Much like my last trip to Paris, after winding through serpentine tunnels, I pop out into the middle of a thriving city. This time it is right into an open-market with people selling all manner of fruits, vegetables, meat, fish, clothes, shoes, bags, anything you could possibly want. And I want it all. Swinging the aforementioned backpack around, I elbow my way through the crowd to buy a baguette and two French peaches for about $3. I can’t haggle, of course, because my French is still set to jet-lag, but I do my best. At this point it is time to find the hostel, even though there are a couple of hours before check-in. I’ve never stayed in a hostel before, so I’m not really sure what to expect. This place is nice, though, very cozy and full of plenty of travelers hanging out with their bags, too. An excellent place to eat a peach and watch the rest of American Horror Story: Cult. When the juices run down my arm and onto the couch, another traveler offers me a napkin. I don’t speak Italian. She doesn’t speak English. We both only sort of speak French. We understand each other.
Eventually, it’s 3 and time to go to my room (a single bunk in a mixed 8-bunk room). I’ve got to say, I’m impressed. There’s a spot under my bed for my bag. The bed in comfortable enough with a blackout curtain and a personal reading lamp. After putting things away, I take my toiletries to the bathroom (super clean) and shower off all of the gross travel grime. Glorious. And when I’m finally human again, I fight the urge to go to bed and get dressed with the full makeup monty and head back downstairs. Even if I don’t feel like going out-out, I can still write and have a glass of wine. More importantly, it’s essential that I challenge myself to do things that make me feel uncomfortable (i.e. writing alone, not having anyone to talk to, ordering food in French). Leaving the comfort zone means making mistakes. Tonight’s mistake is ordering a bottle of wine instead a glass (not my fault that wine is so cheap). The server asks if I want one glass or two. Instead of looking like a fledgling alcoholic, I ask for two in the hopes that someone will believe that I’m waiting for someone.
I am embarrassed, looking straight down into my notebook. I work hard on a set of new scenes that haven’t been easy in the last few weeks. With nothing else to do, the words come. I move from the bar and to a table where I can watch all of the comings and goings, staring pensively over the top of my wine glass as though some sort of mysterious femme fatale. This little fantasy is enough to give me the confidence I need to invite the woman sitting next to me to use my extra glass. To my surprise, she happily closes her laptop and we begin to talk for the next few hours. I learn that she is Parisian native just in the bar for the free Wi-Fi. She tells me about the marketing business she wants to start this year. She used to live in Montmarte and tells me where to go. She teaches me French phrases. She corrects the way I say, “un” (you have to smile a little when you say it). She thinks that I’m very kind and warm. I’m happy to have met her.

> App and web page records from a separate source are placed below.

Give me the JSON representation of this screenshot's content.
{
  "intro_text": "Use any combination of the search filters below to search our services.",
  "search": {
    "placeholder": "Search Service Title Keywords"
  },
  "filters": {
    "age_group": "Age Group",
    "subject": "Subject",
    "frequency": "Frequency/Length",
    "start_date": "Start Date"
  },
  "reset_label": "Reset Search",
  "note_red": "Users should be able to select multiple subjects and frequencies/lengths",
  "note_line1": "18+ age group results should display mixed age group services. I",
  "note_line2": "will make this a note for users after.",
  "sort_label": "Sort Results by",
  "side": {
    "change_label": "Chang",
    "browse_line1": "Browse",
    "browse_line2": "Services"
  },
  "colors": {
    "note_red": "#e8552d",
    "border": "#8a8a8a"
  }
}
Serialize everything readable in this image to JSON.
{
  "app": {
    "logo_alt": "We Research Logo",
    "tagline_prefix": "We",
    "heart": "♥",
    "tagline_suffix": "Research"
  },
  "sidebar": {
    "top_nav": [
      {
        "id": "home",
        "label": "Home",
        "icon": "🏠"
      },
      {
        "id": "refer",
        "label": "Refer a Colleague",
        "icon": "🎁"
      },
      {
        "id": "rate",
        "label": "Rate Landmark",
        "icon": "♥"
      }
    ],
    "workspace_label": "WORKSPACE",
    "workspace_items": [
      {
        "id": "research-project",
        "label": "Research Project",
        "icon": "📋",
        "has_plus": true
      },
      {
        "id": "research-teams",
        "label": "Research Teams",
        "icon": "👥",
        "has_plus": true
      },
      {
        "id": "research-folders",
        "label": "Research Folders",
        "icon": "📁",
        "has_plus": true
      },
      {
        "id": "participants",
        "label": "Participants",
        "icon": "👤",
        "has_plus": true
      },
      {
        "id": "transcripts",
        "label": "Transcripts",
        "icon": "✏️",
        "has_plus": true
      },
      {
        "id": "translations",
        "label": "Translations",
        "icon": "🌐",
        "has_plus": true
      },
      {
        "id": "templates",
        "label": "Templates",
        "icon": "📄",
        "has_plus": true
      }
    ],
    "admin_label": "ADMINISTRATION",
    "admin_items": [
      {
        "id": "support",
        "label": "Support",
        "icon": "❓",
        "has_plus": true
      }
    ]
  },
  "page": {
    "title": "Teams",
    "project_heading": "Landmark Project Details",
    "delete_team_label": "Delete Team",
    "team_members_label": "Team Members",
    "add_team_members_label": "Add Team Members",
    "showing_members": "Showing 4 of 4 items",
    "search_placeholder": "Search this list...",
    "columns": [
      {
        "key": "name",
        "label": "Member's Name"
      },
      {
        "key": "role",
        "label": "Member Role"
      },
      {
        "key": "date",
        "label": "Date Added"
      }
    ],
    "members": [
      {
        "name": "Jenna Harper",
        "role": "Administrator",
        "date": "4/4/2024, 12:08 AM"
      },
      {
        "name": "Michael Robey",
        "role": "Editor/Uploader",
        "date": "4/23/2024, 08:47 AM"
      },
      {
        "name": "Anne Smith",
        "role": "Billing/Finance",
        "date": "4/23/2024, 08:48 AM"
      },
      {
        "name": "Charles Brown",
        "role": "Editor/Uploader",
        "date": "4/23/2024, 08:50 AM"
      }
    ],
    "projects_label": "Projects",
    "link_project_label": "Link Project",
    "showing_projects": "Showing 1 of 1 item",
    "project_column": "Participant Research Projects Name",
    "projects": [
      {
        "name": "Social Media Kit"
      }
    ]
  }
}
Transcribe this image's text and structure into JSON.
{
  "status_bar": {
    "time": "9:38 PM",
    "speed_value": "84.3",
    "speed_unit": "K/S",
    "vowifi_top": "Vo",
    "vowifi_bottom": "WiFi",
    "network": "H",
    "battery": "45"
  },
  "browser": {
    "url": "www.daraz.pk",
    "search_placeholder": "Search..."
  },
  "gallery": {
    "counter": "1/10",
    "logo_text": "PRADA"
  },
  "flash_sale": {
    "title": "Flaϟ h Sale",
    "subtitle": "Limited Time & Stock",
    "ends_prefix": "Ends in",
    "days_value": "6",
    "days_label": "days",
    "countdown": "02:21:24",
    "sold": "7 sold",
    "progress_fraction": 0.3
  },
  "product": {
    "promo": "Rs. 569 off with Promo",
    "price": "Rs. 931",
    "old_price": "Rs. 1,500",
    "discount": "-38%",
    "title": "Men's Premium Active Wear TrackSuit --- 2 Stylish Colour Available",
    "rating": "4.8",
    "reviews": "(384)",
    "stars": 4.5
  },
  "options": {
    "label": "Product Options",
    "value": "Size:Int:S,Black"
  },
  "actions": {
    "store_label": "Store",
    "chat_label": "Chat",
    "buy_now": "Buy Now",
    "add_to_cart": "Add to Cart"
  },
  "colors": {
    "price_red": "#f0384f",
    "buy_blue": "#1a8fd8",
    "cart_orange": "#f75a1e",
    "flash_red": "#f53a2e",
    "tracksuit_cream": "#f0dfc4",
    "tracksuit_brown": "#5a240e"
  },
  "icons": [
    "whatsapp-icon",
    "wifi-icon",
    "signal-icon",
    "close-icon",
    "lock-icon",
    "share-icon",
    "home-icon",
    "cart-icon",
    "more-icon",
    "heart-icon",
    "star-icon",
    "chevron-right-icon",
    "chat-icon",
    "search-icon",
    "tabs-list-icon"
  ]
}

At 8, I’m more than a little drunk and ready for bed. I say my, “Bon soir,” and try not to stumble through the common area (I don’t even attempt the 6 flights of stairs–shout out to that blessed elevator). I collapse fully-clothed into my bunk, struggling to close the curtain and not laugh at the same time. My head swims as I put the final touches on my daily journal by musing about the hilarity of language and how the human condition is the same everywhere you go. Even when we don’t understand one another, we understand one another. I am proud of myself and the efforts I make. I am ready for this trip.